▸ Instructions for the task:
Your reply should contain the whole listing below, repeated exactly, and no images.
- - -
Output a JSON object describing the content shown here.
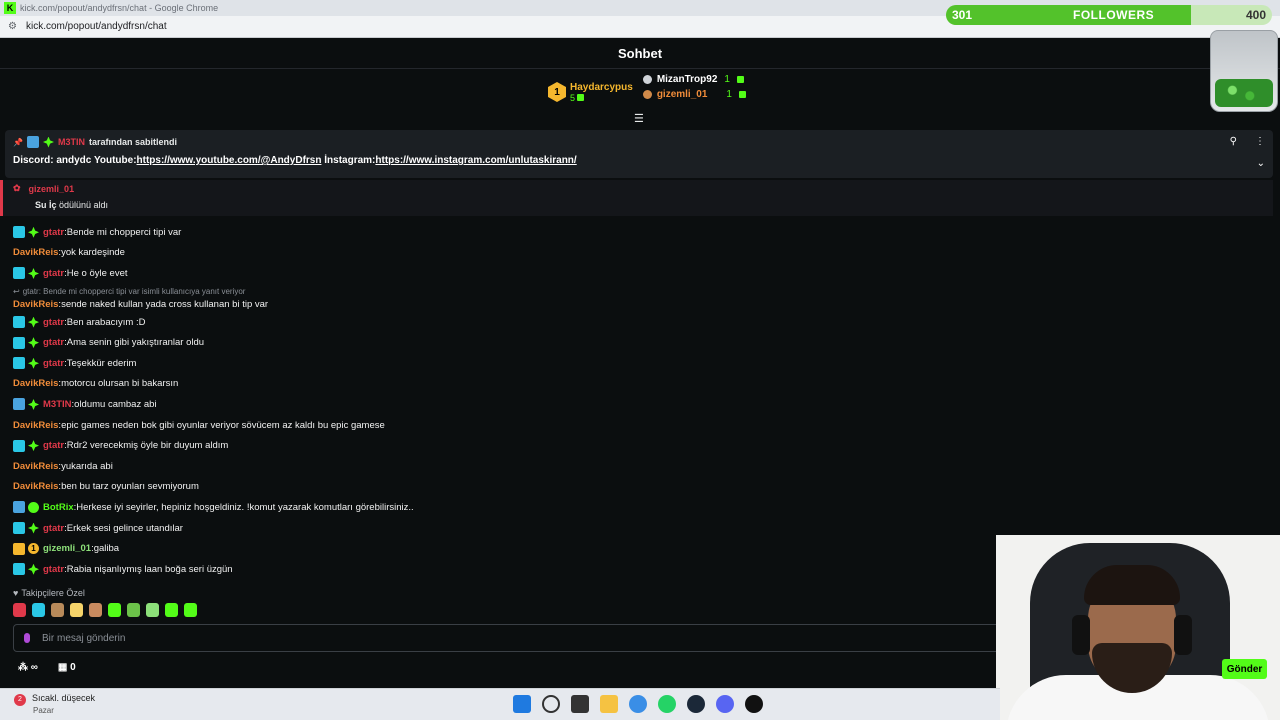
{
  "browser": {
    "window_title": "kick.com/popout/andydfrsn/chat - Google Chrome",
    "url": "kick.com/popout/andydfrsn/chat"
  },
  "chat": {
    "title": "Sohbet",
    "leaderboard": {
      "first": {
        "rank": "1",
        "name": "Haydarcypus",
        "count": "5"
      },
      "second": {
        "name": "MizanTrop92",
        "count": "1"
      },
      "third": {
        "name": "gizemli_01",
        "count": "1"
      }
    },
    "pinned": {
      "pinned_by": "M3TIN",
      "pinned_by_suffix": "tarafından sabitlendi",
      "text_prefix": "Discord: andydc Youtube:",
      "youtube_link": "https://www.youtube.com/@AndyDfrsn",
      "instagram_prefix": " İnstagram:",
      "instagram_link": "https://www.instagram.com/unlutaskirann/"
    },
    "reward": {
      "user": "gizemli_01",
      "reward_name": "Su İç",
      "reward_suffix": " ödülünü aldı"
    },
    "messages": [
      {
        "user": "gtatr",
        "color": "#e0394a",
        "badges": [
          "sub",
          "verified"
        ],
        "text": "Bende mi chopperci tipi var"
      },
      {
        "user": "DavikReis",
        "color": "#f08c3a",
        "badges": [],
        "text": "yok kardeşinde"
      },
      {
        "user": "gtatr",
        "color": "#e0394a",
        "badges": [
          "sub",
          "verified"
        ],
        "text": "He o öyle evet"
      },
      {
        "reply": "gtatr: Bende mi chopperci tipi var isimli kullanıcıya yanıt veriyor",
        "user": "DavikReis",
        "color": "#f08c3a",
        "badges": [],
        "text": "sende naked kullan yada cross kullanan bi tip var"
      },
      {
        "user": "gtatr",
        "color": "#e0394a",
        "badges": [
          "sub",
          "verified"
        ],
        "text": "Ben arabacıyım :D"
      },
      {
        "user": "gtatr",
        "color": "#e0394a",
        "badges": [
          "sub",
          "verified"
        ],
        "text": "Ama senin gibi yakıştıranlar oldu"
      },
      {
        "user": "gtatr",
        "color": "#e0394a",
        "badges": [
          "sub",
          "verified"
        ],
        "text": "Teşekkür ederim"
      },
      {
        "user": "DavikReis",
        "color": "#f08c3a",
        "badges": [],
        "text": "motorcu olursan bi bakarsın"
      },
      {
        "user": "M3TIN",
        "color": "#e0394a",
        "badges": [
          "mod",
          "verified"
        ],
        "text": "oldumu cambaz abi"
      },
      {
        "user": "DavikReis",
        "color": "#f08c3a",
        "badges": [],
        "text": "epic games neden bok gibi oyunlar veriyor sövücem az kaldı bu epic gamese"
      },
      {
        "user": "gtatr",
        "color": "#e0394a",
        "badges": [
          "sub",
          "verified"
        ],
        "text": "Rdr2 verecekmiş öyle bir duyum aldım"
      },
      {
        "user": "DavikReis",
        "color": "#f08c3a",
        "badges": [],
        "text": "yukarıda abi"
      },
      {
        "user": "DavikReis",
        "color": "#f08c3a",
        "badges": [],
        "text": "ben bu tarz oyunları sevmiyorum"
      },
      {
        "user": "BotRix",
        "color": "#53fc18",
        "badges": [
          "mod",
          "bot"
        ],
        "text": "Herkese iyi seyirler, hepiniz hoşgeldiniz. !komut yazarak komutları görebilirsiniz.."
      },
      {
        "user": "gtatr",
        "color": "#e0394a",
        "badges": [
          "sub",
          "verified"
        ],
        "text": "Erkek sesi gelince utandılar"
      },
      {
        "user": "gizemli_01",
        "color": "#8de07a",
        "badges": [
          "crown",
          "one"
        ],
        "text": "galiba"
      },
      {
        "user": "gtatr",
        "color": "#e0394a",
        "badges": [
          "sub",
          "verified"
        ],
        "text": "Rabia nişanlıymış laan boğa seri üzgün"
      }
    ],
    "followers_only_label": "Takipçilere Özel",
    "emotes": [
      "#e0394a",
      "#2ac7e6",
      "#b88a5a",
      "#f5d36a",
      "#c98a5f",
      "#53fc18",
      "#6cc24a",
      "#8de07a",
      "#53fc18",
      "#53fc18"
    ],
    "input_placeholder": "Bir mesaj gönderin",
    "footer_count": "0",
    "send_label": "Gönder"
  },
  "overlay": {
    "followers_current": "301",
    "followers_label": "FOLLOWERS",
    "followers_goal": "400",
    "progress_fraction": 0.75
  },
  "taskbar": {
    "weather_badge": "2",
    "weather_text": "Sıcakl. düşecek",
    "weather_sub": "Pazar"
  }
}
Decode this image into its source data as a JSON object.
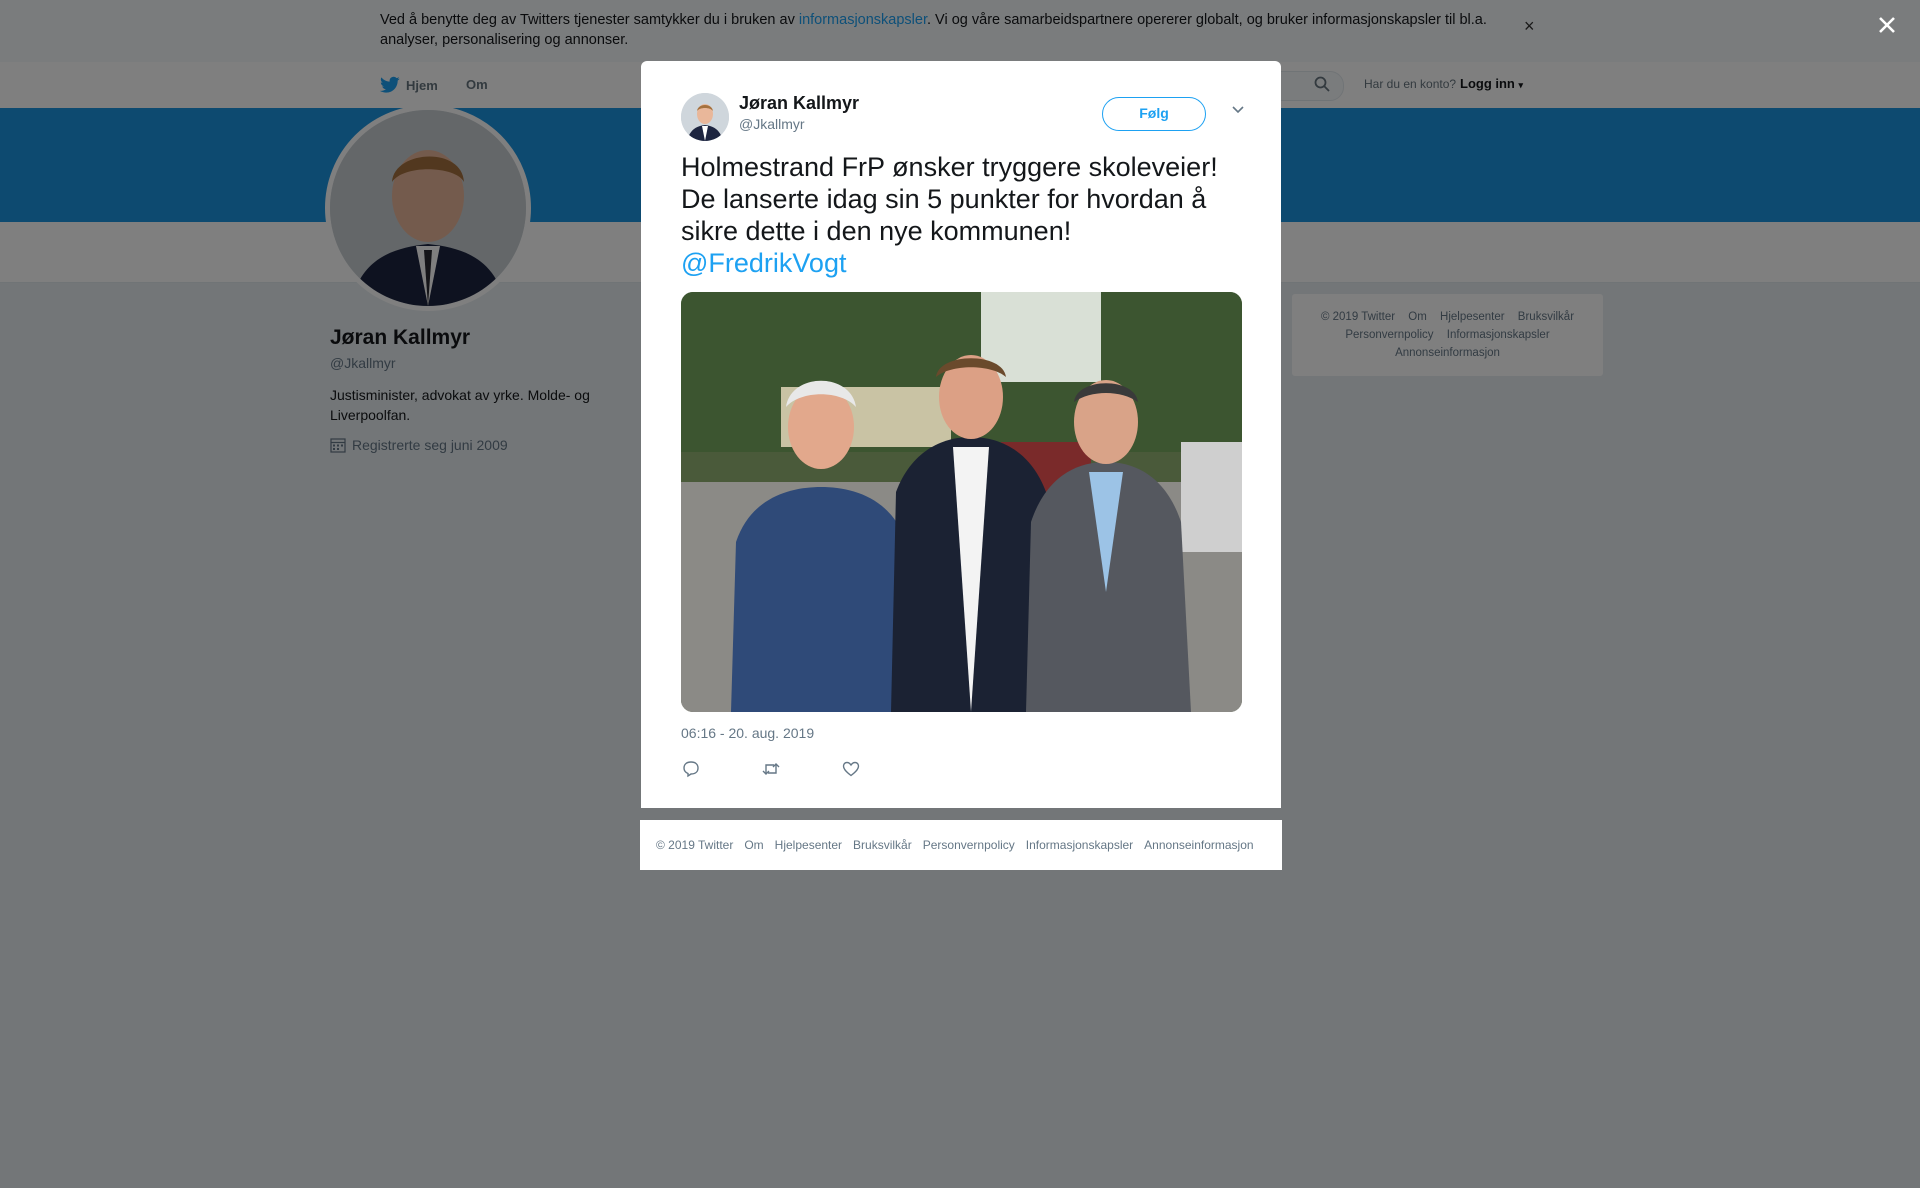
{
  "cookie_banner": {
    "text_before": "Ved å benytte deg av Twitters tjenester samtykker du i bruken av ",
    "link": "informasjonskapsler",
    "text_after": ". Vi og våre samarbeidspartnere opererer globalt, og bruker informasjonskapsler til bl.a. analyser, personalisering og annonser.",
    "close": "×"
  },
  "nav": {
    "home": "Hjem",
    "about": "Om",
    "login_question": "Har du en konto?",
    "login": "Logg inn"
  },
  "profile": {
    "name": "Jøran Kallmyr",
    "handle": "@Jkallmyr",
    "bio": "Justisminister, advokat av yrke. Molde- og Liverpoolfan.",
    "joined": "Registrerte seg juni 2009"
  },
  "side_footer": [
    "© 2019 Twitter",
    "Om",
    "Hjelpesenter",
    "Bruksvilkår",
    "Personvernpolicy",
    "Informasjonskapsler",
    "Annonseinformasjon"
  ],
  "tweet": {
    "name": "Jøran Kallmyr",
    "handle": "@Jkallmyr",
    "follow": "Følg",
    "text": "Holmestrand FrP ønsker tryggere skoleveier! De lanserte idag sin 5 punkter for hvordan å sikre dette i den nye kommunen!",
    "mention": "@FredrikVogt",
    "timestamp": "06:16 - 20. aug. 2019"
  },
  "modal_footer": [
    "© 2019 Twitter",
    "Om",
    "Hjelpesenter",
    "Bruksvilkår",
    "Personvernpolicy",
    "Informasjonskapsler",
    "Annonseinformasjon"
  ],
  "colors": {
    "accent": "#1da1f2",
    "banner": "#1b95e0",
    "overlay": "rgba(0,0,0,0.5)"
  },
  "icons": [
    "twitter-bird-icon",
    "search-icon",
    "calendar-icon",
    "close-icon",
    "chevron-down-icon",
    "reply-icon",
    "retweet-icon",
    "like-icon"
  ]
}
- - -
▸ Your solution:
Output a JSON object describing the content shown here.
{
  "browser": {
    "window_title": "kick.com/popout/andydfrsn/chat - Google Chrome",
    "url": "kick.com/popout/andydfrsn/chat"
  },
  "chat": {
    "title": "Sohbet",
    "leaderboard": {
      "first": {
        "rank": "1",
        "name": "Haydarcypus",
        "count": "5"
      },
      "second": {
        "name": "MizanTrop92",
        "count": "1"
      },
      "third": {
        "name": "gizemli_01",
        "count": "1"
      }
    },
    "pinned": {
      "pinned_by": "M3TIN",
      "pinned_by_suffix": "tarafından sabitlendi",
      "text_prefix": "Discord: andydc Youtube:",
      "youtube_link": "https://www.youtube.com/@AndyDfrsn",
      "instagram_prefix": " İnstagram:",
      "instagram_link": "https://www.instagram.com/unlutaskirann/"
    },
    "reward": {
      "user": "gizemli_01",
      "reward_name": "Su İç",
      "reward_suffix": " ödülünü aldı"
    },
    "messages": [
      {
        "user": "gtatr",
        "color": "#e0394a",
        "badges": [
          "sub",
          "verified"
        ],
        "text": "Bende mi chopperci tipi var"
      },
      {
        "user": "DavikReis",
        "color": "#f08c3a",
        "badges": [],
        "text": "yok kardeşinde"
      },
      {
        "user": "gtatr",
        "color": "#e0394a",
        "badges": [
          "sub",
          "verified"
        ],
        "text": "He o öyle evet"
      },
      {
        "reply": "gtatr: Bende mi chopperci tipi var isimli kullanıcıya yanıt veriyor",
        "user": "DavikReis",
        "color": "#f08c3a",
        "badges": [],
        "text": "sende naked kullan yada cross kullanan bi tip var"
      },
      {
        "user": "gtatr",
        "color": "#e0394a",
        "badges": [
          "sub",
          "verified"
        ],
        "text": "Ben arabacıyım :D"
      },
      {
        "user": "gtatr",
        "color": "#e0394a",
        "badges": [
          "sub",
          "verified"
        ],
        "text": "Ama senin gibi yakıştıranlar oldu"
      },
      {
        "user": "gtatr",
        "color": "#e0394a",
        "badges": [
          "sub",
          "verified"
        ],
        "text": "Teşekkür ederim"
      },
      {
        "user": "DavikReis",
        "color": "#f08c3a",
        "badges": [],
        "text": "motorcu olursan bi bakarsın"
      },
      {
        "user": "M3TIN",
        "color": "#e0394a",
        "badges": [
          "mod",
          "verified"
        ],
        "text": "oldumu cambaz abi"
      },
      {
        "user": "DavikReis",
        "color": "#f08c3a",
        "badges": [],
        "text": "epic games neden bok gibi oyunlar veriyor sövücem az kaldı bu epic gamese"
      },
      {
        "user": "gtatr",
        "color": "#e0394a",
        "badges": [
          "sub",
          "verified"
        ],
        "text": "Rdr2 verecekmiş öyle bir duyum aldım"
      },
      {
        "user": "DavikReis",
        "color": "#f08c3a",
        "badges": [],
        "text": "yukarıda abi"
      },
      {
        "user": "DavikReis",
        "color": "#f08c3a",
        "badges": [],
        "text": "ben bu tarz oyunları sevmiyorum"
      },
      {
        "user": "BotRix",
        "color": "#53fc18",
        "badges": [
          "mod",
          "bot"
        ],
        "text": "Herkese iyi seyirler, hepiniz hoşgeldiniz. !komut yazarak komutları görebilirsiniz.."
      },
      {
        "user": "gtatr",
        "color": "#e0394a",
        "badges": [
          "sub",
          "verified"
        ],
        "text": "Erkek sesi gelince utandılar"
      },
      {
        "user": "gizemli_01",
        "color": "#8de07a",
        "badges": [
          "crown",
          "one"
        ],
        "text": "galiba"
      },
      {
        "user": "gtatr",
        "color": "#e0394a",
        "badges": [
          "sub",
          "verified"
        ],
        "text": "Rabia nişanlıymış laan boğa seri üzgün"
      }
    ],
    "followers_only_label": "Takipçilere Özel",
    "emotes": [
      "#e0394a",
      "#2ac7e6",
      "#b88a5a",
      "#f5d36a",
      "#c98a5f",
      "#53fc18",
      "#6cc24a",
      "#8de07a",
      "#53fc18",
      "#53fc18"
    ],
    "input_placeholder": "Bir mesaj gönderin",
    "footer_count": "0",
    "send_label": "Gönder"
  },
  "overlay": {
    "followers_current": "301",
    "followers_label": "FOLLOWERS",
    "followers_goal": "400",
    "progress_fraction": 0.75
  },
  "taskbar": {
    "weather_badge": "2",
    "weather_text": "Sıcakl. düşecek",
    "weather_sub": "Pazar"
  }
}
Decode this image into its source data as a JSON object.
{
  "cookie_banner": {
    "text_before": "Ved å benytte deg av Twitters tjenester samtykker du i bruken av ",
    "link": "informasjonskapsler",
    "text_after": ". Vi og våre samarbeidspartnere opererer globalt, og bruker informasjonskapsler til bl.a. analyser, personalisering og annonser.",
    "close": "×"
  },
  "nav": {
    "home": "Hjem",
    "about": "Om",
    "login_question": "Har du en konto?",
    "login": "Logg inn"
  },
  "profile": {
    "name": "Jøran Kallmyr",
    "handle": "@Jkallmyr",
    "bio": "Justisminister, advokat av yrke. Molde- og Liverpoolfan.",
    "joined": "Registrerte seg juni 2009"
  },
  "side_footer": [
    "© 2019 Twitter",
    "Om",
    "Hjelpesenter",
    "Bruksvilkår",
    "Personvernpolicy",
    "Informasjonskapsler",
    "Annonseinformasjon"
  ],
  "tweet": {
    "name": "Jøran Kallmyr",
    "handle": "@Jkallmyr",
    "follow": "Følg",
    "text": "Holmestrand FrP ønsker tryggere skoleveier! De lanserte idag sin 5 punkter for hvordan å sikre dette i den nye kommunen!",
    "mention": "@FredrikVogt",
    "timestamp": "06:16 - 20. aug. 2019"
  },
  "modal_footer": [
    "© 2019 Twitter",
    "Om",
    "Hjelpesenter",
    "Bruksvilkår",
    "Personvernpolicy",
    "Informasjonskapsler",
    "Annonseinformasjon"
  ],
  "colors": {
    "accent": "#1da1f2",
    "banner": "#1b95e0",
    "overlay": "rgba(0,0,0,0.5)"
  },
  "icons": [
    "twitter-bird-icon",
    "search-icon",
    "calendar-icon",
    "close-icon",
    "chevron-down-icon",
    "reply-icon",
    "retweet-icon",
    "like-icon"
  ]
}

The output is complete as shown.